from Sawyer et al 1987

1.2 days for 66.3% gas desorption

11.6 days

115.7 days


I have not had time to locate much information on the relative diffusivities of anthracites versus medium volatile coals but

  • Some points to develop
  • Diffusivity is temperature dependent
  • Diffusivity is particle size dependent
  • Anthracites are hard have low diffusivity and may respond like very organic rich shales

Olszewski (1992) developed the Langmuir Rank Equation . It provides a very rough estimate of anthracite isotherms at different temperatures


Plot illustrates that based on an assumed geothermal gradient maximum adsorption occurs at about 500 metres

  • ie
  • shallow depth cheap drilling
  • low pressure easy to predict geology
  • hopefully good permeability
  • In the depth range for biogenic methane generation
  • Plot also indicates some Chinese anthracite data
  • Eddy anthracite curve
  • Isotherm curve for Groundhog/Klappan anthracite

The diffusivity of anthracite appears to be less than half that of

medium volatile coals


An increase in 50’C increases diffusivity by a factor of 7

Nandi and Walker 1974

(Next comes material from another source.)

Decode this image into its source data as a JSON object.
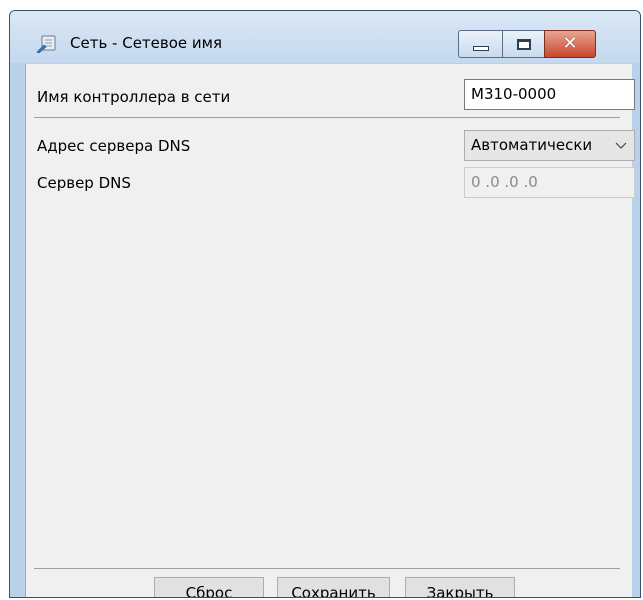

Because adsorption decreases as temperature increases

If temperature increases from 20 to 80’C then at a pressure equivalent to 110 metres 15 cc/g of gas will be released and diffusivity will be much better


Maybe -- think of anthracite as heavy oil It may be possible to make use of temperature to improve diffusivity and anthracite hardness to produce extensive hydro fracing with minimal

de pressuring of seam


There is some data to indicate that deformation improves the diffusivity of anthracites.

The Groundhog/Klappan area is certainly deformed

Data from Wales indicates a relationship shearing of anthracites and diffusivity

Indications of 7 times increase based on sampling in different locations

Data from Harris et al 1996


Anthracite is hard and will fracture but may not produce as much fine coal as medium volatile coals which are much more friable



Evidence from crushed screened sample indicates low percent of super fine material generated by anthracite



There is a lot of anthracite in the G/K coalfield

There could be a lot of CBM in the G/K coalfield

Any oil and gas development will provide infrastructure

Is anthracite a very organic rich shale not a problem coal ??

Is temperature the key to over coming diffusivity problems ??

Is deformation a good thing - it improves anthracite diffusivity ??

Anthracite generates less fine material than lower rank coals ??

The Groundhog/Klappan coalfield

Are perceived problems opportunities for those with vision